The wound management formulary has been developed by the Joint Wound Management Formulary Group. Please use the links below to navigate to the relevant sections.
|1||Introduction||10||Choosing the ideal dressing|
|2||Wound healing process||11||Guidelines for good practice in the management of wounds|
|3||Wound types and categorisation||12||Dressing selection chart|
|4||Assessment||13||Information on products included in the formulary|
|5||Factors delaying wound healing||14||Specialised dressings|
|6||Wound colonisation/clinical infection||15||Challenging wounds|
|8||Nutrition and hydration||17||Glossary|
|1||Non-formulary exception reporting form|
|2||SWYAPC Wound Care Formulary – Handheld List – Updated February 2019|
|3||Local wound assessment tool – obtain from individual organisations|
|4||Wound dressing request form|
|5||Evaluation of wound care products|
|6||Topical antimicrobial – including advice on the use of silver dressings – updated 21.04.2017|
|7||Wakefield Wound Care Product order Form|
*Patients should be encouraged to self-care where appropriate. Practitioners’ responsibilities include a self-care risk assessment, providing patient information leaflets and advising about red flags and when these need to be escalated, and how*.
Wound Care Bulletins – currently under review
Quick Reference Guides
Public Health England (PHE)

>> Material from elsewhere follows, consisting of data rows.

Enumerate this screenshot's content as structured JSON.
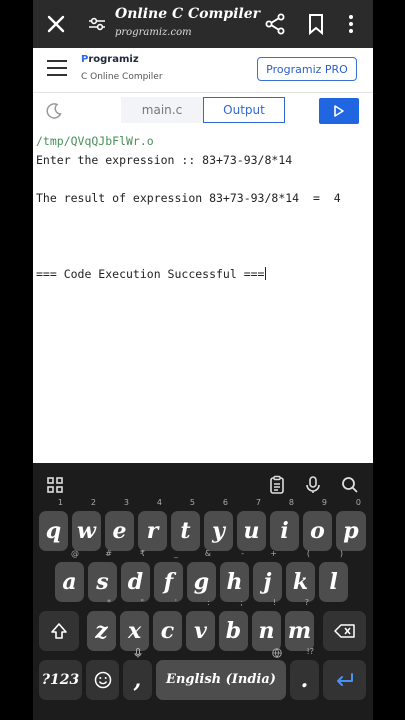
{
  "browser": {
    "title": "Online C Compiler",
    "url": "programiz.com"
  },
  "site": {
    "logo_brand": "rogramiz",
    "logo_initial": "P",
    "subtitle": "C Online Compiler",
    "pro_button": "Programiz PRO"
  },
  "toolbar": {
    "file_tab": "main.c",
    "output_tab": "Output"
  },
  "output": {
    "lines": [
      "/tmp/QVqQJbFlWr.o",
      "Enter the expression :: 83+73-93/8*14",
      "",
      "The result of expression 83+73-93/8*14  =  4",
      "",
      "",
      "",
      "=== Code Execution Successful ==="
    ]
  },
  "keyboard": {
    "row1": [
      {
        "k": "q",
        "n": "1"
      },
      {
        "k": "w",
        "n": "2"
      },
      {
        "k": "e",
        "n": "3"
      },
      {
        "k": "r",
        "n": "4"
      },
      {
        "k": "t",
        "n": "5"
      },
      {
        "k": "y",
        "n": "6"
      },
      {
        "k": "u",
        "n": "7"
      },
      {
        "k": "i",
        "n": "8"
      },
      {
        "k": "o",
        "n": "9"
      },
      {
        "k": "p",
        "n": "0"
      }
    ],
    "row2": [
      {
        "k": "a",
        "n": "@"
      },
      {
        "k": "s",
        "n": "#"
      },
      {
        "k": "d",
        "n": "₹"
      },
      {
        "k": "f",
        "n": "_"
      },
      {
        "k": "g",
        "n": "&"
      },
      {
        "k": "h",
        "n": "-"
      },
      {
        "k": "j",
        "n": "+"
      },
      {
        "k": "k",
        "n": "("
      },
      {
        "k": "l",
        "n": ")"
      }
    ],
    "row3": [
      {
        "k": "z",
        "n": "*"
      },
      {
        "k": "x",
        "n": "\""
      },
      {
        "k": "c",
        "n": "'"
      },
      {
        "k": "v",
        "n": ":"
      },
      {
        "k": "b",
        "n": ";"
      },
      {
        "k": "n",
        "n": "!"
      },
      {
        "k": "m",
        "n": "?"
      }
    ],
    "symbols_key": "?123",
    "comma_key": ",",
    "space_label": "English (India)",
    "period_key": ".",
    "period_hint": "!?"
  }
}
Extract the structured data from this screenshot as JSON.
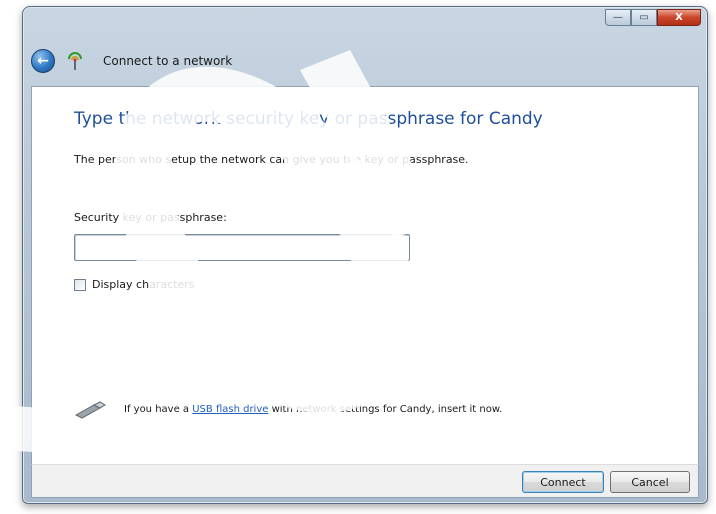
{
  "window": {
    "controls": {
      "minimize": "—",
      "maximize": "▭",
      "close": "X"
    }
  },
  "nav": {
    "title": "Connect to a network",
    "back_icon": "back-arrow-icon",
    "network_icon": "wireless-network-icon"
  },
  "main": {
    "heading": "Type the network security key or passphrase for Candy",
    "description": "The person who setup the network can give you the key or passphrase.",
    "field_label": "Security key or passphrase:",
    "key_value": "",
    "display_characters_label": "Display characters",
    "display_characters_checked": false,
    "usb": {
      "text_before": "If you have a ",
      "link": "USB flash drive",
      "text_after": " with network settings for Candy, insert it now.",
      "icon": "usb-drive-icon"
    }
  },
  "footer": {
    "connect_label": "Connect",
    "cancel_label": "Cancel"
  },
  "colors": {
    "heading": "#1e4f9c",
    "link": "#1f5fbf",
    "close_button": "#c9452b"
  }
}
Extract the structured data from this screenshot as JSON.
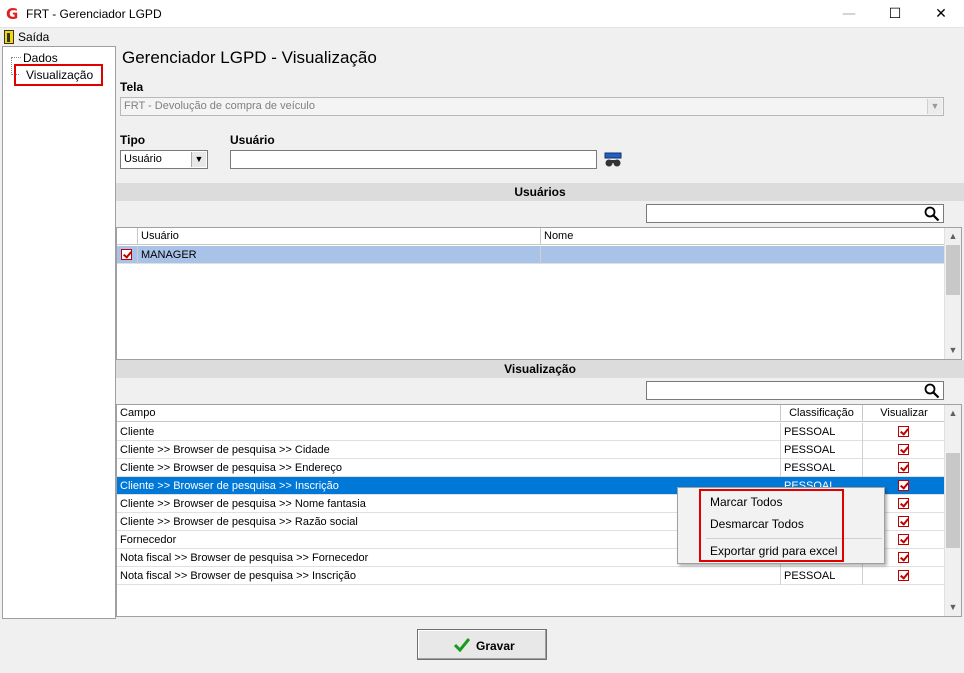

PHE notes in it’s guidance on primary care infections that widespread use of topical antibiotics, especially those agents also available systemically, is to be avoided. If use is indicated topical use should be limited in most cases.
BBC News Health has recently highlighted the dangers of using emollients whilst smoking or using naked flames.
West Yorkshire Fire & Rescue Service have created a YouTube Video for Healthcare Professionals.
They would like you to consider:
- All of these products are safe to use but they all increase the flammability of fabrics. The problem arises when an ignition source (primarily smoking materials such as matches and some lighters) is introduced and the bedding the person is lying on, the chair they are sitting on, the clothes or dressings they are wearing are accidentally set on fire.
- Changing prescriptions to lower paraffin containing products will not reduce the fire risk.
- Preliminary scientific research is also showing that non-paraffin alternatives will also not reduce the fire risk.
- The potential fire risk therefore applies to all emollients.
They strongly recommend:
- In line with various Coroner’s reports to Prevent Future Deaths that all those who prescribe, dispense or apply these products should give a verbal warning about these fire risks to their patients, customers, clients or people they are caring for. This is in addition to the warnings that will appear on these products.
- If anyone has concerns that someone is displaying high risk behaviours around fire and the use of emollients, that a referral is made to us (or your local fire service)so that we can try to mitigate the risk through information, advice and appropriate interventions.
Medicines and Healthcare products Regulatory Agency (MHRA)
The MHRA has also highlighted the risks in a press release.
It was previously thought the risk occurred with emollients which contain more than 50% paraffins. However, evidence now points to a risk with emollients which contain lower levels of paraffin and with paraffin-free emollients. This advice therefore applies to all emollients whether they contain paraffin or not.
It is important people prescribing, dispensing or using any emollient, or caring for someone who uses an emollient, are aware of the potential fire risks and take appropriate action.
Further details are available here Press Release MHRA 181218
Advice on diamorphine and intrasite gel
The CDAO are aware of the unlicensed use of Intrasite gel and Diamorphine Injection in certain settings.
The decision to use this would be a clinical judgement for the individual prescriber.
In all cases, if this is the chosen treatment, both the person administering the treatment, and the patient, must be aware of its unlicensed status. There must also be a full audit trail for the use of the Diamorphine (including destruction details of any part ampoules that may have been discarded)
Formulary produced by: Joint Wound Management Formulary Group
Original date: March 2008
First review: March 2010
Second review: April 2012
Third review: July 2015
Fourth review: May 2016
Originally approved by SWY Area Prescribing Committee: 28 March 2008.